## Exercise brief
Everything in the listing must be repeated word for word.

## Given records
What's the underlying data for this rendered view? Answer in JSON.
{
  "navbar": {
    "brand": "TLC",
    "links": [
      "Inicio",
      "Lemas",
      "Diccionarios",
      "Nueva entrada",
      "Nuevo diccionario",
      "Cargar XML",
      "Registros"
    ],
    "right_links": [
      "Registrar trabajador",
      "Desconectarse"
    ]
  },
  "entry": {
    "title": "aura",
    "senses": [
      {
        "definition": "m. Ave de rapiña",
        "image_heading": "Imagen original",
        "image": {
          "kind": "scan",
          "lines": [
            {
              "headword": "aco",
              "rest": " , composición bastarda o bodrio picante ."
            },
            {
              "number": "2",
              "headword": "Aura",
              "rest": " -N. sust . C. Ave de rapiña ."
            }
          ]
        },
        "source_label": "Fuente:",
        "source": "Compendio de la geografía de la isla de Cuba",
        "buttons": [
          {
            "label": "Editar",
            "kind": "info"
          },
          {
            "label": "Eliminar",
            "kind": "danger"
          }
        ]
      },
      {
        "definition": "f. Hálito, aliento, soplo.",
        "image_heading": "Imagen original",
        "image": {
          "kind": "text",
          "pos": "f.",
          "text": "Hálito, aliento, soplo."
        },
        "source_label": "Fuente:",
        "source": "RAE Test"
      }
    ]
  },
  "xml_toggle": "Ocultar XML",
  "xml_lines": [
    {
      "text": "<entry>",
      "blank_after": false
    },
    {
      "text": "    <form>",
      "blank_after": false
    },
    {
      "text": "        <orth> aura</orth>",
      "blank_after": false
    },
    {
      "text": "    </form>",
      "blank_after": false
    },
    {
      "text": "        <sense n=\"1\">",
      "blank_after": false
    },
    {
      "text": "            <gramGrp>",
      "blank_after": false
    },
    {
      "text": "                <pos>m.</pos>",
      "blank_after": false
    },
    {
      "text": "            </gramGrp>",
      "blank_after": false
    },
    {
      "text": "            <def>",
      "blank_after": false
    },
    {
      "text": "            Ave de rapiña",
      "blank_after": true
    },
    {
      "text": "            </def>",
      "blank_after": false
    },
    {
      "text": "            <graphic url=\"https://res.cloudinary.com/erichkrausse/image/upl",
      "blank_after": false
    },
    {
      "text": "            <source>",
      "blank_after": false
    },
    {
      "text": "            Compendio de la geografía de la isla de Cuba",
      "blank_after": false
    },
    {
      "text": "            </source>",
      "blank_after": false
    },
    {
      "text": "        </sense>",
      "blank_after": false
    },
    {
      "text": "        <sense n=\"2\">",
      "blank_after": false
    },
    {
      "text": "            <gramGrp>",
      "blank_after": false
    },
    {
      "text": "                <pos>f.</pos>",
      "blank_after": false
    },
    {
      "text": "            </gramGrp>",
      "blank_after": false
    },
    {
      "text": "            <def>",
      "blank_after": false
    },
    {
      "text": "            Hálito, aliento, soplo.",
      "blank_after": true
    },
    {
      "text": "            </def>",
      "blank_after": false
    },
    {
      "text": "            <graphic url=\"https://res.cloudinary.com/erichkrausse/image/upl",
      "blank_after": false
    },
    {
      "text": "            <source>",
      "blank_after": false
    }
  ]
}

## Exercise output
What's the underlying data for this rendered view? Answer in JSON.
{
  "navbar": {
    "brand": "TLC",
    "links": [
      "Inicio",
      "Lemas",
      "Diccionarios",
      "Nueva entrada",
      "Nuevo diccionario",
      "Cargar XML",
      "Registros"
    ],
    "right_links": [
      "Registrar trabajador",
      "Desconectarse"
    ]
  },
  "entry": {
    "title": "aura",
    "senses": [
      {
        "definition": "m. Ave de rapiña",
        "image_heading": "Imagen original",
        "image": {
          "kind": "scan",
          "lines": [
            {
              "headword": "aco",
              "rest": " , composición bastarda o bodrio picante ."
            },
            {
              "number": "2",
              "headword": "Aura",
              "rest": " -N. sust . C. Ave de rapiña ."
            }
          ]
        },
        "source_label": "Fuente:",
        "source": "Compendio de la geografía de la isla de Cuba",
        "buttons": [
          {
            "label": "Editar",
            "kind": "info"
          },
          {
            "label": "Eliminar",
            "kind": "danger"
          }
        ]
      },
      {
        "definition": "f. Hálito, aliento, soplo.",
        "image_heading": "Imagen original",
        "image": {
          "kind": "text",
          "pos": "f.",
          "text": "Hálito, aliento, soplo."
        },
        "source_label": "Fuente:",
        "source": "RAE Test"
      }
    ]
  },
  "xml_toggle": "Ocultar XML",
  "xml_lines": [
    {
      "text": "<entry>",
      "blank_after": false
    },
    {
      "text": "    <form>",
      "blank_after": false
    },
    {
      "text": "        <orth> aura</orth>",
      "blank_after": false
    },
    {
      "text": "    </form>",
      "blank_after": false
    },
    {
      "text": "        <sense n=\"1\">",
      "blank_after": false
    },
    {
      "text": "            <gramGrp>",
      "blank_after": false
    },
    {
      "text": "                <pos>m.</pos>",
      "blank_after": false
    },
    {
      "text": "            </gramGrp>",
      "blank_after": false
    },
    {
      "text": "            <def>",
      "blank_after": false
    },
    {
      "text": "            Ave de rapiña",
      "blank_after": true
    },
    {
      "text": "            </def>",
      "blank_after": false
    },
    {
      "text": "            <graphic url=\"https://res.cloudinary.com/erichkrausse/image/upl",
      "blank_after": false
    },
    {
      "text": "            <source>",
      "blank_after": false
    },
    {
      "text": "            Compendio de la geografía de la isla de Cuba",
      "blank_after": false
    },
    {
      "text": "            </source>",
      "blank_after": false
    },
    {
      "text": "        </sense>",
      "blank_after": false
    },
    {
      "text": "        <sense n=\"2\">",
      "blank_after": false
    },
    {
      "text": "            <gramGrp>",
      "blank_after": false
    },
    {
      "text": "                <pos>f.</pos>",
      "blank_after": false
    },
    {
      "text": "            </gramGrp>",
      "blank_after": false
    },
    {
      "text": "            <def>",
      "blank_after": false
    },
    {
      "text": "            Hálito, aliento, soplo.",
      "blank_after": true
    },
    {
      "text": "            </def>",
      "blank_after": false
    },
    {
      "text": "            <graphic url=\"https://res.cloudinary.com/erichkrausse/image/upl",
      "blank_after": false
    },
    {
      "text": "            <source>",
      "blank_after": false
    }
  ]
}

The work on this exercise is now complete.